When asked to lead away from the judge, then do just that. Lead straight away, NOT IN A CIRCLE. He wants to see the animal track. The same applies for leading to the judge. Lead straight and stay out of the line of vision of the judge. You may be able to fool him if you know you have an animal that does not move especially soundly off his feet and legs, but you will probably do more harm than
good if you try to hide something. Remember to keep that head up on the animal. Keep your head up as well. Nobody likes a pouter. Always keep your cool in the show ring even if it’s not your day. Everyone has those days when the judge just doesn’t like what you are exhibiting. Remain courteous and do your job. Take
him a different kind next time and hope for the best. Never take your misfortune out on the other exhibitors. Courtesy is a must in the show ring. However, don’t let courtesy get in the way of doing what you must to maintain good position and highlight the best traits of the animal which you are exhibiting.

Mickey Nielsen Liberty Farm Cashmere
This article must be reproduced in its entirety and the name and contact information must be included at the beginning of any reprint.  americancashmere@aol.com
What is in a name or how about a number?
Why is it important to use the assigned name/number of your goats when showing, selling, testing fiber, or entering their information on a pedigree chart?
There are a number of ways to identify a goat, and depending on the size of your herd, and personal preference you may or may not name your goats. But each goat must have some way to identify them as they age, your herd grows, or you sell them.
Don’t count on always being able to tell who ‘Gazelle’ is by looks alone. Besides that is just a poor way to keep records of your herd, and if you are showing, or selling breeding stock you must have a USDA Scrape Number on each goat.
If names and/or numbers are assigned to your cashmere goats correctly they can tell you a lot about each animal.

In our herd we name each goat, plus give them a number. We started naming the offspring with names that started with the same letter as the dam.
Each year also has a theme; such as candy bars, bible names, places on the map. This was a fun game that my daughter and I started but we kept it going as it helps us remember the different years and the goats that were born that year.
We have chosen to use our farm name LIBERTY as the identifying name before each given name. We could use our registered herd code NLF. But we decided that LIBERTY worked will.
Now if you see a goat with the name Liberty Mouse you know that that goat came from Liberty Farm and it is of my M line of goats.

How many of you have does in your herds back ground with the name Tinkerbelle, or Star, or Helen? It doesn’t tell you much about the goat does it. But if you add the herd code to the front of that name; CHC Tinkerbelle you now know that goats came from Champagne Cashmere out of Bend Oregon. This may help you to know if that is the same Tinkerbelle from another pedigree.
With the government assigned premise numbers you can now identify animals by that number to their farm of origin. Changing the ear tag color each year also helps to identify the age of the goat at a glance. Placing the does tag in the right ear and the bucks in the left ear also help draft them.
Being able to correctly identify the goats in your herd, where they came from and who they are related too is highly desirable. Breeding choices, culling choices, and management tasks can be made more quickly with more information.
It is beneficial to everyone with cashmere goats to take the time to correctly identify their goats.
Use the identifying name or number when you enter your goats or fleece in shows. This gives the herd of origin the recognition they deserve. This should be a standard practice.
Goats born on your property and under your ownership would receive your herd code or premise number.
Never change the identifying name or number when buying a cashmere goat. You can call them by a different name but always use the identifying name/number when showing, selling, or testing.

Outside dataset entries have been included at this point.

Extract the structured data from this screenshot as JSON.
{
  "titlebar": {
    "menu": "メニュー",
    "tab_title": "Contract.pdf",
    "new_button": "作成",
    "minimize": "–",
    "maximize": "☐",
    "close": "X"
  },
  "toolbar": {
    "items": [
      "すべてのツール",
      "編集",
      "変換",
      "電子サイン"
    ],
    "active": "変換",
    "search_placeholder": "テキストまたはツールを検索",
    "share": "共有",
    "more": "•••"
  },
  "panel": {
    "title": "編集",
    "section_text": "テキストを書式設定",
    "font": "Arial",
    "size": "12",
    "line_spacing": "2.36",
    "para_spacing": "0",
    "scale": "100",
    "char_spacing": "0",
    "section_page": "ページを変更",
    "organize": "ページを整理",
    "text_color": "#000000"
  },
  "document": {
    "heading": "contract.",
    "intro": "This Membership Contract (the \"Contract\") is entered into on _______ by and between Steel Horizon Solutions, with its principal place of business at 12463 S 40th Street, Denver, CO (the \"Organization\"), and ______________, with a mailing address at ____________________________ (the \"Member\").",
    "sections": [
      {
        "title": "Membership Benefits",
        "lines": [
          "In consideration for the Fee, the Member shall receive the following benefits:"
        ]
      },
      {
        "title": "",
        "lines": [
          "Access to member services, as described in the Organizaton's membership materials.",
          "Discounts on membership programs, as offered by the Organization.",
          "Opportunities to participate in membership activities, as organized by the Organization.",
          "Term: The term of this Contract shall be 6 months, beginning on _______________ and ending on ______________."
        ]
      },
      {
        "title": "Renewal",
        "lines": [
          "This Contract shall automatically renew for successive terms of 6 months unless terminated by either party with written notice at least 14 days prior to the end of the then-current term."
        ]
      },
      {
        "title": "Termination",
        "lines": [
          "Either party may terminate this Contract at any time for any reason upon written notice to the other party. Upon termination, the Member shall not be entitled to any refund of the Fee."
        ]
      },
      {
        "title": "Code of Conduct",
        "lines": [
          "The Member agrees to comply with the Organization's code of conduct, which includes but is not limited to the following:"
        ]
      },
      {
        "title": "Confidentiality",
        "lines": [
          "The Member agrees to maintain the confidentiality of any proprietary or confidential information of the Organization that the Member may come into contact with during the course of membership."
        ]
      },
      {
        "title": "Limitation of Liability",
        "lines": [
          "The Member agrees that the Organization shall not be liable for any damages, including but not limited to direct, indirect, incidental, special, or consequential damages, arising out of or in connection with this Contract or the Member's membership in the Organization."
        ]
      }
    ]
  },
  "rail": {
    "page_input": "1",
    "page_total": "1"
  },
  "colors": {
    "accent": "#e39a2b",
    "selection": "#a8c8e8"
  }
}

To register your three digit herd code: americancashmere@aol.com

To register for a premise number, contact your State Program.